October 31, 2018 @ 12:00 pm – 1:00 pm

“Zombies Speak Swahili: Language, Horror, and Area Studies”

Jamie Thomas
Assistant Professor of Linguistics
Swarthmore College


Many people’s first encounter with Africa may be through popular media that sounds vaguely ‘African.’ Swahili is often used for this purpose, from Jordan Peele’s film Get Out to the Resident Evil videogame franchise. The use of Swahili in these zombie horror sagas points to language as a powerful agent of (de)humanization, and media as a tool for promoting Global Africa. Even as this appears to fulfill a longstanding goal of Pan-Africanism, Africa is not monolingual, and neither is Blackness. But these media also reflect the legacy of African(a) Studies models that have long promoted Swahili as representative of an entire world region. What can area studies learn from survival horror? Should zombies be speaking Swahili?


Author of the forthcoming book, Zombies Speak Swahili, Jamie A. Thomas examines the undead through the eyes of a linguist. Her research on zombies concerns the interplay of race, identity, and media in language learning and study abroad, from Mexico to Tanzania. She incorporates her love of The Walking Dead into her teaching at Swarthmore College, and is a Visiting Scholar at UC Santa Barbara.
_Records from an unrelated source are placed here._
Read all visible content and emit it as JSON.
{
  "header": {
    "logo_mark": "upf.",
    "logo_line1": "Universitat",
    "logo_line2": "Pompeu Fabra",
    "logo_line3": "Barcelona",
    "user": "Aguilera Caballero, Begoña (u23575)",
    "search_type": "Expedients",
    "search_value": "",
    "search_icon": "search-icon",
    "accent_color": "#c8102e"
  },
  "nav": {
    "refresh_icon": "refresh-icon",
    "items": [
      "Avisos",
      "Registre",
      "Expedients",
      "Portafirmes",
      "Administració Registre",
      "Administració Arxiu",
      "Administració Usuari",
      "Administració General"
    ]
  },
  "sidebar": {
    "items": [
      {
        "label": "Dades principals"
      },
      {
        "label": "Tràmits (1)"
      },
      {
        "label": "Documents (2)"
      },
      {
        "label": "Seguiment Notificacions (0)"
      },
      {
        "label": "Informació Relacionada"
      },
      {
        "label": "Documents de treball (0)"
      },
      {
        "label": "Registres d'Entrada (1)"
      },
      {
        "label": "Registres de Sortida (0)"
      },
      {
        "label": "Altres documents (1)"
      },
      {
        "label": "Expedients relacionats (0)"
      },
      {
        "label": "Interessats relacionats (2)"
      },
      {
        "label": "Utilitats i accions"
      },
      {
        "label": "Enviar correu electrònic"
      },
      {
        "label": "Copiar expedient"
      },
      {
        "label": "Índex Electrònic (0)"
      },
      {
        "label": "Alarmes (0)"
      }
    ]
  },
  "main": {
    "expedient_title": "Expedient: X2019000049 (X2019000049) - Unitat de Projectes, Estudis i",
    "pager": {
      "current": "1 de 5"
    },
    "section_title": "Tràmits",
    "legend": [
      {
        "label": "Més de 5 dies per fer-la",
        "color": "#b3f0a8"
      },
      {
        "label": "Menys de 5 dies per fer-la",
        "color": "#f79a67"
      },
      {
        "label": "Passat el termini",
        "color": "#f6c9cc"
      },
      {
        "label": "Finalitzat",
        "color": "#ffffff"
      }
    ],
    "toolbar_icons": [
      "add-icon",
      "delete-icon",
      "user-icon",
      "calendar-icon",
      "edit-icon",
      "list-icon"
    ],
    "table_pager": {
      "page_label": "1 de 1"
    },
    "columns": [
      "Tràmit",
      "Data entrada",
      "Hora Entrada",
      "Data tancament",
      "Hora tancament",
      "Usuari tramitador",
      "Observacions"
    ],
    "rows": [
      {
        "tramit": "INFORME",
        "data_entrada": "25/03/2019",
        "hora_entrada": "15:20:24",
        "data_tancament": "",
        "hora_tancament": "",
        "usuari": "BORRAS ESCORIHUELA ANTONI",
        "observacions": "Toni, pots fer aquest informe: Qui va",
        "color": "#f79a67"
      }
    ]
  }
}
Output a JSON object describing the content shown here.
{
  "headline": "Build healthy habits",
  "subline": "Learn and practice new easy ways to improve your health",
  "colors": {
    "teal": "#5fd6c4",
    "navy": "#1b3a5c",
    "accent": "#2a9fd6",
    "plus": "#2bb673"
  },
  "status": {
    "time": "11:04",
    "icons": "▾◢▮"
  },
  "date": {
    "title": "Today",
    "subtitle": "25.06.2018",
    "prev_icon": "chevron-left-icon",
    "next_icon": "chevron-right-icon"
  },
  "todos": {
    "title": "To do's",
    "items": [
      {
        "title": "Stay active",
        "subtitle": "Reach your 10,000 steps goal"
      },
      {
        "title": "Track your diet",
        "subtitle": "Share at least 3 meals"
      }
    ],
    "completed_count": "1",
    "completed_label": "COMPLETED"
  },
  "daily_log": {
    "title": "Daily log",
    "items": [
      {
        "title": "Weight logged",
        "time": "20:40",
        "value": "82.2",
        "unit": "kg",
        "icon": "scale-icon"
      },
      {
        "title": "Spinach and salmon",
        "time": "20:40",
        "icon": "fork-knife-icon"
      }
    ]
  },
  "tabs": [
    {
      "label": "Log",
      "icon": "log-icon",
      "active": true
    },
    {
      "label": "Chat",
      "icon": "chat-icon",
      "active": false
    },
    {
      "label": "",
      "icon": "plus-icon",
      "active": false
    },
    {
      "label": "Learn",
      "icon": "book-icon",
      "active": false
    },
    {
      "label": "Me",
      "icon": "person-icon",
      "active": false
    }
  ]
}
Read more about Jamie here, and on her Twitter and Instagram accounts.